    • 2,538 Posts
    • 1,984 Thanks
    hyubh
    Because it's a mostly privatised salary reduction scheme that pays out to current retirees. That may be a good thing in principle, but why should everyone be forced to partake in a private pension scheme incorporating obligatory and cumulative middle-man fees? Government could effectively promise the same thing at cost via the tax system (rather than retiree income streams relying on asset purchases by current workers), with same net effect of money from the working population to retirees.
    Originally posted by jsinc
    Not saying I'd like to recreate GMPs, but wasn't that effectively the pre-AE/nSP position...? Default was a sort of CARE additional state pension, with the ability either for a company on behalf of its employees or an individual on behalf of her or himself to contract out and take their contributions elsewhere, within certain boundaries that ensured the end pension wasn't a million miles away from the additional state pension forgone. So, if someone wanted middlemen, they could have them, otherwise things were done efficiently under state and state-mandated systems already in place.
    • jsinc
    • By jsinc 22nd Aug 19, 9:49 PM
    • 197 Posts
    • 98 Thanks
    jsinc
    Not saying I'd like to recreate GMPs, but wasn't that effectively the pre-AE/nSP position...? Default was a sort of CARE additional state pension, with the ability either for a company on behalf of its employees or an individual on behalf of her or himself to contract out and take their contributions elsewhere, within certain boundaries that ensured the end pension wasn't a million miles away from the additional state pension forgone. So, if someone wanted middlemen, they could have them, otherwise things were done efficiently under state and state-mandated systems already in place.
    Originally posted by hyubh
    I guess so, so maybe the question is why the change in that direction? My preference would be for the private pension system and tax relief to be unwound and social priority and benefits focused on better public pension provision. Everyone should also be free to save however they like for retirement privately.

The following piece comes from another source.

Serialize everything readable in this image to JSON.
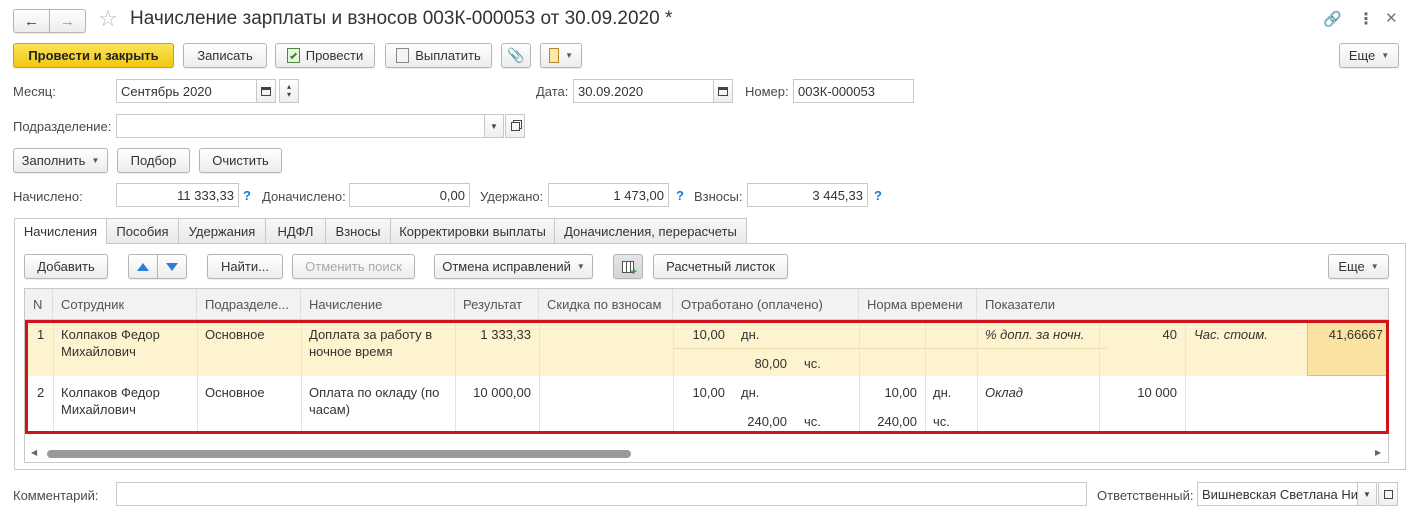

    I also think less money directed towards financial and property assets over the real and now economy would be a good thing. The problem is AE tries to mask that the economics and issues of the worker-retiree transfer mechanism is just the same for private pensions as for the State Pension. At some point with an ageing population pension benefit payments will likely increase at a faster rate than contributions, with a knock-on effect on asset prices and calls for Government to plug gaps. Rather than experience growing contributions and retirement aspirations for forecasts that may not materialise, I'd rather we openly addressed it now via taxation now than double down on pretence or hope.

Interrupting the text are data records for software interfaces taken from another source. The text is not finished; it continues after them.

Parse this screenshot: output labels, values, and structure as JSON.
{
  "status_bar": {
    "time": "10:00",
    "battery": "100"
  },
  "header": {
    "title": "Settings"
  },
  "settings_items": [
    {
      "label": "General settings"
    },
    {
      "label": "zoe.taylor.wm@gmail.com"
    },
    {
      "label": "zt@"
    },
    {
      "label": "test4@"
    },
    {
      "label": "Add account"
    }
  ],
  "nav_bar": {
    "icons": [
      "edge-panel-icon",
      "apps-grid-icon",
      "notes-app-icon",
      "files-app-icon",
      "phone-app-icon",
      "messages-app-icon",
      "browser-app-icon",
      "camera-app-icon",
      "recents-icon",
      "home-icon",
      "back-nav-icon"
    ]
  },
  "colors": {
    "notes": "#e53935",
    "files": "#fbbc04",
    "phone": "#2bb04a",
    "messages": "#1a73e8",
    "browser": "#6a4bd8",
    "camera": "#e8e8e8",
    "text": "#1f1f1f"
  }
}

    Thus I don't agree with AE but think there's zero likelihood Government reverses things soon. And I say all that as a current beneficiary of existing setup, with work history in markets/investments benefiting from the status quo.
Welcome to our new Forum!

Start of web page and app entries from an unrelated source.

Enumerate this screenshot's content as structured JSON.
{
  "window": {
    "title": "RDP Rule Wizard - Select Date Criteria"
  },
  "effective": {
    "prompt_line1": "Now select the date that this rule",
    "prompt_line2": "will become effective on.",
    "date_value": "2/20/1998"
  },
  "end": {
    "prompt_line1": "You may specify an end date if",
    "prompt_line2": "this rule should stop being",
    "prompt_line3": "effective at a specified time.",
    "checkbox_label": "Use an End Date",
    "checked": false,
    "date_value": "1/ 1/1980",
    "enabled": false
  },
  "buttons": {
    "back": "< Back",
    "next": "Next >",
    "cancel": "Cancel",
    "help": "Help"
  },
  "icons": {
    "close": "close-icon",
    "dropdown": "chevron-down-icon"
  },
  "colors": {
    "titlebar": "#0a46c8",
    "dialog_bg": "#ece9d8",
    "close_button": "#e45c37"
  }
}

Our aim is to save you money quickly and easily. We hope you like it!

Forum Team Contact us

Live Stats

486Posts Today

5,221Users online

Martin's Twitter